Dataset rows for apps and sites:
══════

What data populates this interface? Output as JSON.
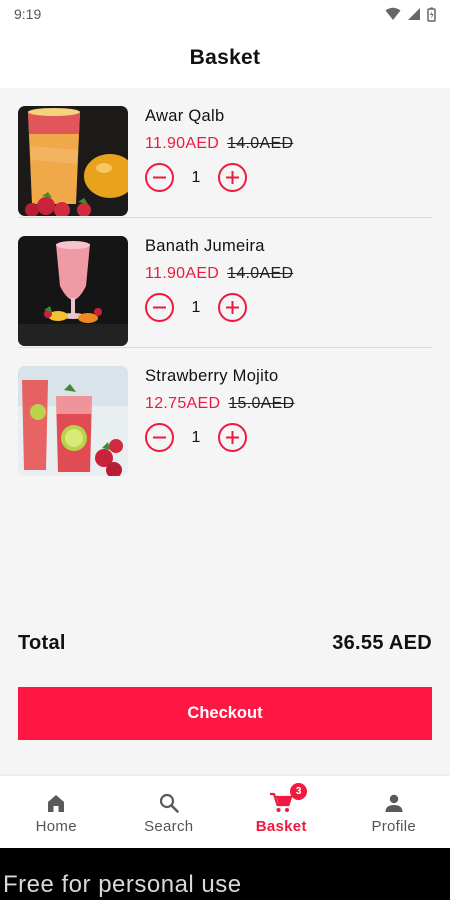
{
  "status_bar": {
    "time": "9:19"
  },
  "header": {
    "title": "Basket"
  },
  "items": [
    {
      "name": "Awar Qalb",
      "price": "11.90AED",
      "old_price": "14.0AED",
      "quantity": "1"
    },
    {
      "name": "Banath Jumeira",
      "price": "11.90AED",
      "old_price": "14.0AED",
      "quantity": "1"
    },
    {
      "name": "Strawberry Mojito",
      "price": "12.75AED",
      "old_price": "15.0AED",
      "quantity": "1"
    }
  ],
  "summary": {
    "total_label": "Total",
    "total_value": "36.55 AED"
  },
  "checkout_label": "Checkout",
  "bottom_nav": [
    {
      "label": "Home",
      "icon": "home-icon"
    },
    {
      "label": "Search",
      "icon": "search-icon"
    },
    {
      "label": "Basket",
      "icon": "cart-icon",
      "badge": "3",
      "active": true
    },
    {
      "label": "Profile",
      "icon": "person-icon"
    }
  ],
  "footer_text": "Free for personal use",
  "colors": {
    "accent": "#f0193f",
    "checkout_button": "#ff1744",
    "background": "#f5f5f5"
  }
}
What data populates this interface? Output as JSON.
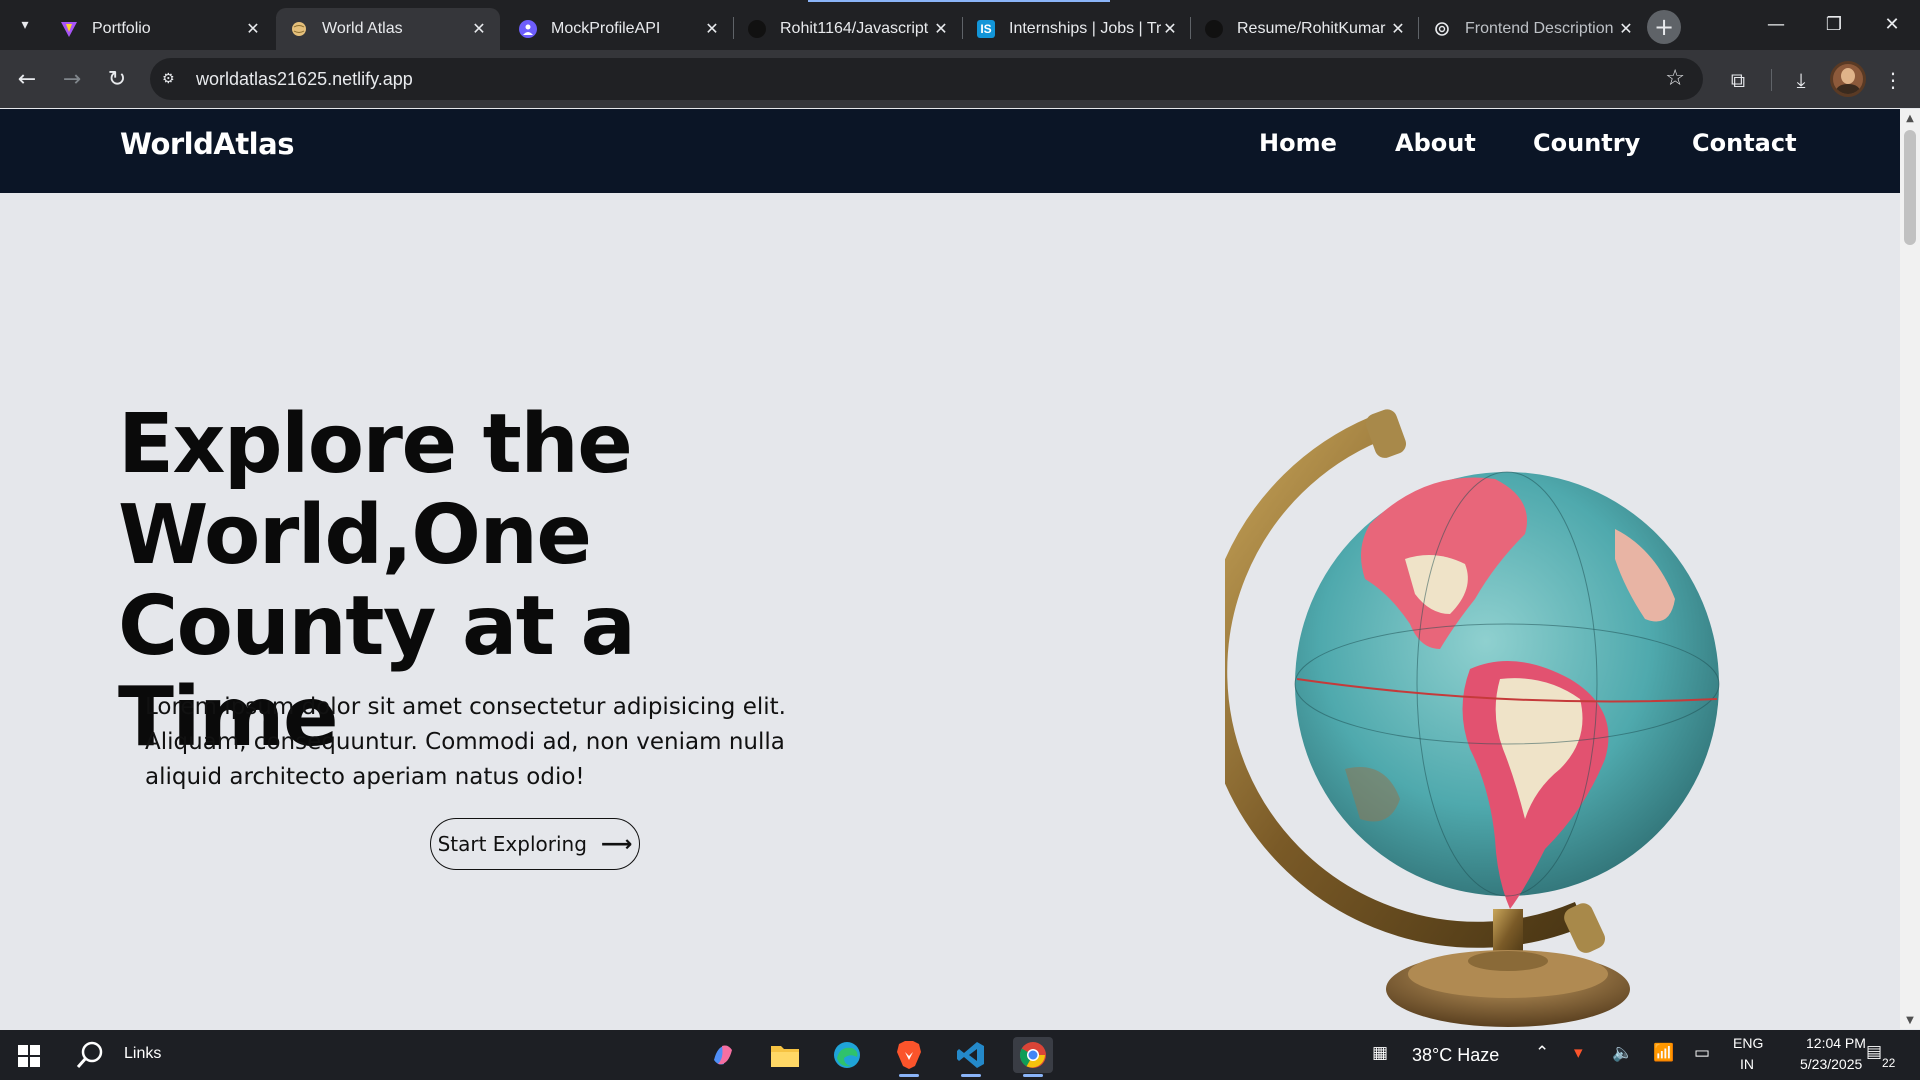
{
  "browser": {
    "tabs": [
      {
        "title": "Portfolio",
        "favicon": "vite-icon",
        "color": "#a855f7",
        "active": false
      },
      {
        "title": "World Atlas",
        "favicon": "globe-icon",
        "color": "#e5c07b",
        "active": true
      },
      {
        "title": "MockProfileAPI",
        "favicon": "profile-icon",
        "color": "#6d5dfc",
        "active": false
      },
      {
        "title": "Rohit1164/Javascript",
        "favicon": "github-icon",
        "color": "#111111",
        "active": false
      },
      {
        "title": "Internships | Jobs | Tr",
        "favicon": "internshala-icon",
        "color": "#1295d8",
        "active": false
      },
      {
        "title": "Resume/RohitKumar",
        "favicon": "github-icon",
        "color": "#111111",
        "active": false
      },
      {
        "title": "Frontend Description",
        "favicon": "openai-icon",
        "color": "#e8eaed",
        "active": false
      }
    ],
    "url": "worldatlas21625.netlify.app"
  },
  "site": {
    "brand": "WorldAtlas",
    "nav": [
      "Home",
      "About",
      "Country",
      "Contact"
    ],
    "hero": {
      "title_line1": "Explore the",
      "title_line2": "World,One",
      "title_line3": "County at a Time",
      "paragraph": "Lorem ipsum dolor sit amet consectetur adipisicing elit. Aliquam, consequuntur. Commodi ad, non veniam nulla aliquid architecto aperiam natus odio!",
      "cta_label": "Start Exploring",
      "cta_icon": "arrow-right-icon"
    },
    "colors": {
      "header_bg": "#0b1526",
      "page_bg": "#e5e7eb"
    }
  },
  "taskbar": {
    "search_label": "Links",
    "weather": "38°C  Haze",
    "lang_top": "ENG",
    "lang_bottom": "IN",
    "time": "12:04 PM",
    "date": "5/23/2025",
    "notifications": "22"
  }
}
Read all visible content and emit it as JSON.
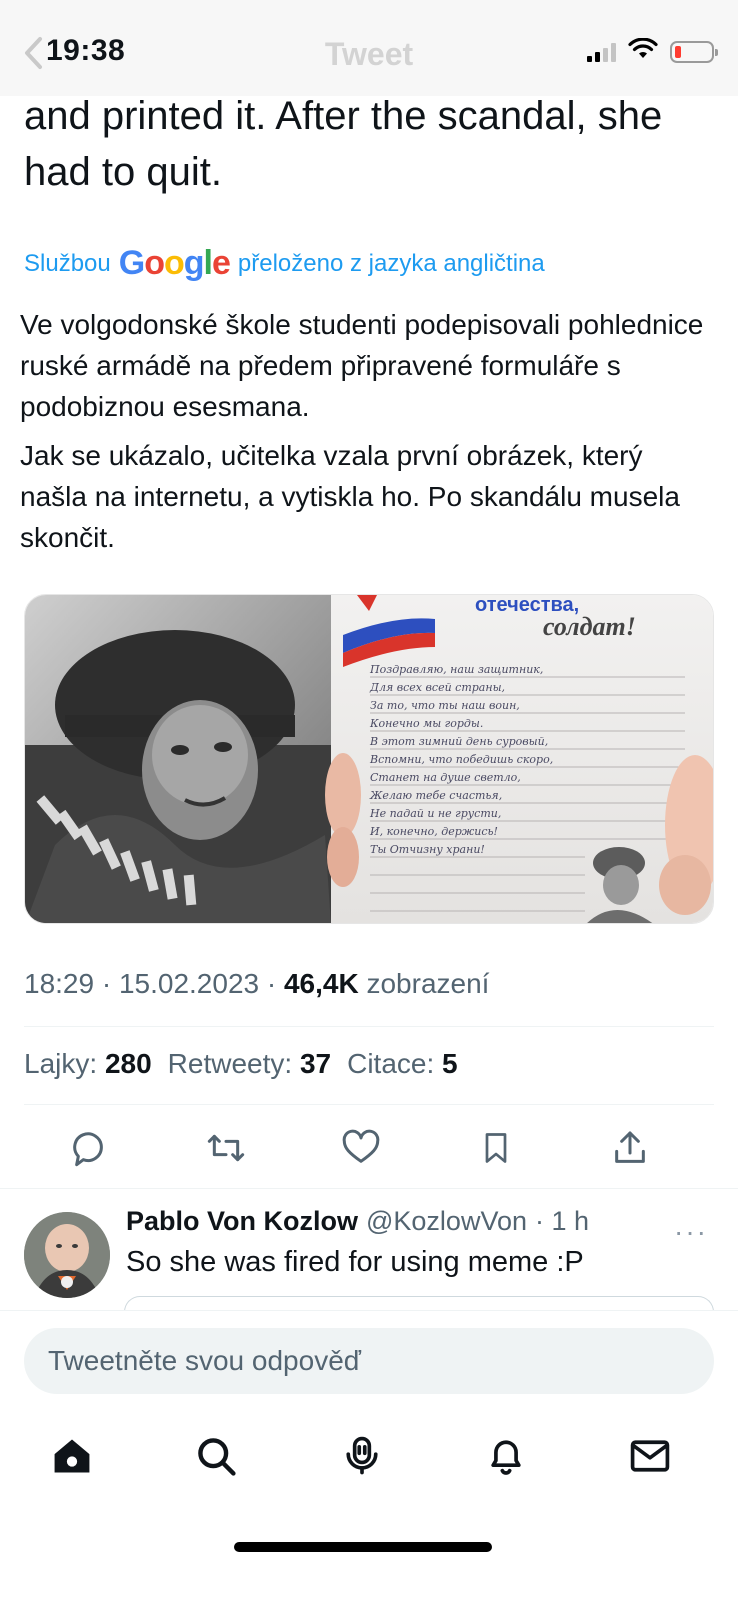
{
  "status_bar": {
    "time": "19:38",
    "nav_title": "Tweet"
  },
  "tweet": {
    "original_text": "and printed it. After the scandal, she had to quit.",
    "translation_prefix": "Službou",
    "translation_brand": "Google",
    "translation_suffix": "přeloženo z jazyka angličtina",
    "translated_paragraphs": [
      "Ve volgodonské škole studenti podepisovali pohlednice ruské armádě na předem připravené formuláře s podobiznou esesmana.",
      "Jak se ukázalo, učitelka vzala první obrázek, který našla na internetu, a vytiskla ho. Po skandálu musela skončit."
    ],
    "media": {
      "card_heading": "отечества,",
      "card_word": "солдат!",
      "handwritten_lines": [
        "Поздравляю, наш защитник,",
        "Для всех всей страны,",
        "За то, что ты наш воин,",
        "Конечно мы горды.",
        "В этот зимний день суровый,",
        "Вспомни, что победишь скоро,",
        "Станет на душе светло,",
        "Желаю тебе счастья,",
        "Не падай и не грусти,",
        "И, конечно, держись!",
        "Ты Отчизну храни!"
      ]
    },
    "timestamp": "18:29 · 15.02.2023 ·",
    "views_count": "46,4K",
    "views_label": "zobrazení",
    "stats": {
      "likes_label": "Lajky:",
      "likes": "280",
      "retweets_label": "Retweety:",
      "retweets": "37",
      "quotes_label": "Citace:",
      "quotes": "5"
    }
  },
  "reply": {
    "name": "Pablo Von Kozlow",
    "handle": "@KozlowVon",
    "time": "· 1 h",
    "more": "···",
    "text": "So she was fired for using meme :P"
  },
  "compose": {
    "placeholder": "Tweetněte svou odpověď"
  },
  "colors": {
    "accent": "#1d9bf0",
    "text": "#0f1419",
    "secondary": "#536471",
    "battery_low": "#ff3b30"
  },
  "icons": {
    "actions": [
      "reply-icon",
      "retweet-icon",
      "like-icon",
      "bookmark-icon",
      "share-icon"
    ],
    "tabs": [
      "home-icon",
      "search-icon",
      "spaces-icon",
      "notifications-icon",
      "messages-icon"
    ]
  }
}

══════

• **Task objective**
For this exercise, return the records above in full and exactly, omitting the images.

• **Answer section**
What data populates this interface? Output as JSON.
{
  "status_bar": {
    "time": "9:19"
  },
  "header": {
    "title": "Basket"
  },
  "items": [
    {
      "name": "Awar Qalb",
      "price": "11.90AED",
      "old_price": "14.0AED",
      "quantity": "1"
    },
    {
      "name": "Banath Jumeira",
      "price": "11.90AED",
      "old_price": "14.0AED",
      "quantity": "1"
    },
    {
      "name": "Strawberry Mojito",
      "price": "12.75AED",
      "old_price": "15.0AED",
      "quantity": "1"
    }
  ],
  "summary": {
    "total_label": "Total",
    "total_value": "36.55 AED"
  },
  "checkout_label": "Checkout",
  "bottom_nav": [
    {
      "label": "Home",
      "icon": "home-icon"
    },
    {
      "label": "Search",
      "icon": "search-icon"
    },
    {
      "label": "Basket",
      "icon": "cart-icon",
      "badge": "3",
      "active": true
    },
    {
      "label": "Profile",
      "icon": "person-icon"
    }
  ],
  "footer_text": "Free for personal use",
  "colors": {
    "accent": "#f0193f",
    "checkout_button": "#ff1744",
    "background": "#f5f5f5"
  }
}
What data populates this interface? Output as JSON.
{
  "browser": {
    "tabs": [
      {
        "title": "Portfolio",
        "favicon": "vite-icon",
        "color": "#a855f7",
        "active": false
      },
      {
        "title": "World Atlas",
        "favicon": "globe-icon",
        "color": "#e5c07b",
        "active": true
      },
      {
        "title": "MockProfileAPI",
        "favicon": "profile-icon",
        "color": "#6d5dfc",
        "active": false
      },
      {
        "title": "Rohit1164/Javascript",
        "favicon": "github-icon",
        "color": "#111111",
        "active": false
      },
      {
        "title": "Internships | Jobs | Tr",
        "favicon": "internshala-icon",
        "color": "#1295d8",
        "active": false
      },
      {
        "title": "Resume/RohitKumar",
        "favicon": "github-icon",
        "color": "#111111",
        "active": false
      },
      {
        "title": "Frontend Description",
        "favicon": "openai-icon",
        "color": "#e8eaed",
        "active": false
      }
    ],
    "url": "worldatlas21625.netlify.app"
  },
  "site": {
    "brand": "WorldAtlas",
    "nav": [
      "Home",
      "About",
      "Country",
      "Contact"
    ],
    "hero": {
      "title_line1": "Explore the",
      "title_line2": "World,One",
      "title_line3": "County at a Time",
      "paragraph": "Lorem ipsum dolor sit amet consectetur adipisicing elit. Aliquam, consequuntur. Commodi ad, non veniam nulla aliquid architecto aperiam natus odio!",
      "cta_label": "Start Exploring",
      "cta_icon": "arrow-right-icon"
    },
    "colors": {
      "header_bg": "#0b1526",
      "page_bg": "#e5e7eb"
    }
  },
  "taskbar": {
    "search_label": "Links",
    "weather": "38°C  Haze",
    "lang_top": "ENG",
    "lang_bottom": "IN",
    "time": "12:04 PM",
    "date": "5/23/2025",
    "notifications": "22"
  }
}
Read all visible content and emit it as JSON.
{
  "status_bar": {
    "time": "19:38",
    "nav_title": "Tweet"
  },
  "tweet": {
    "original_text": "and printed it. After the scandal, she had to quit.",
    "translation_prefix": "Službou",
    "translation_brand": "Google",
    "translation_suffix": "přeloženo z jazyka angličtina",
    "translated_paragraphs": [
      "Ve volgodonské škole studenti podepisovali pohlednice ruské armádě na předem připravené formuláře s podobiznou esesmana.",
      "Jak se ukázalo, učitelka vzala první obrázek, který našla na internetu, a vytiskla ho. Po skandálu musela skončit."
    ],
    "media": {
      "card_heading": "отечества,",
      "card_word": "солдат!",
      "handwritten_lines": [
        "Поздравляю, наш защитник,",
        "Для всех всей страны,",
        "За то, что ты наш воин,",
        "Конечно мы горды.",
        "В этот зимний день суровый,",
        "Вспомни, что победишь скоро,",
        "Станет на душе светло,",
        "Желаю тебе счастья,",
        "Не падай и не грусти,",
        "И, конечно, держись!",
        "Ты Отчизну храни!"
      ]
    },
    "timestamp": "18:29 · 15.02.2023 ·",
    "views_count": "46,4K",
    "views_label": "zobrazení",
    "stats": {
      "likes_label": "Lajky:",
      "likes": "280",
      "retweets_label": "Retweety:",
      "retweets": "37",
      "quotes_label": "Citace:",
      "quotes": "5"
    }
  },
  "reply": {
    "name": "Pablo Von Kozlow",
    "handle": "@KozlowVon",
    "time": "· 1 h",
    "more": "···",
    "text": "So she was fired for using meme :P"
  },
  "compose": {
    "placeholder": "Tweetněte svou odpověď"
  },
  "colors": {
    "accent": "#1d9bf0",
    "text": "#0f1419",
    "secondary": "#536471",
    "battery_low": "#ff3b30"
  },
  "icons": {
    "actions": [
      "reply-icon",
      "retweet-icon",
      "like-icon",
      "bookmark-icon",
      "share-icon"
    ],
    "tabs": [
      "home-icon",
      "search-icon",
      "spaces-icon",
      "notifications-icon",
      "messages-icon"
    ]
  }
}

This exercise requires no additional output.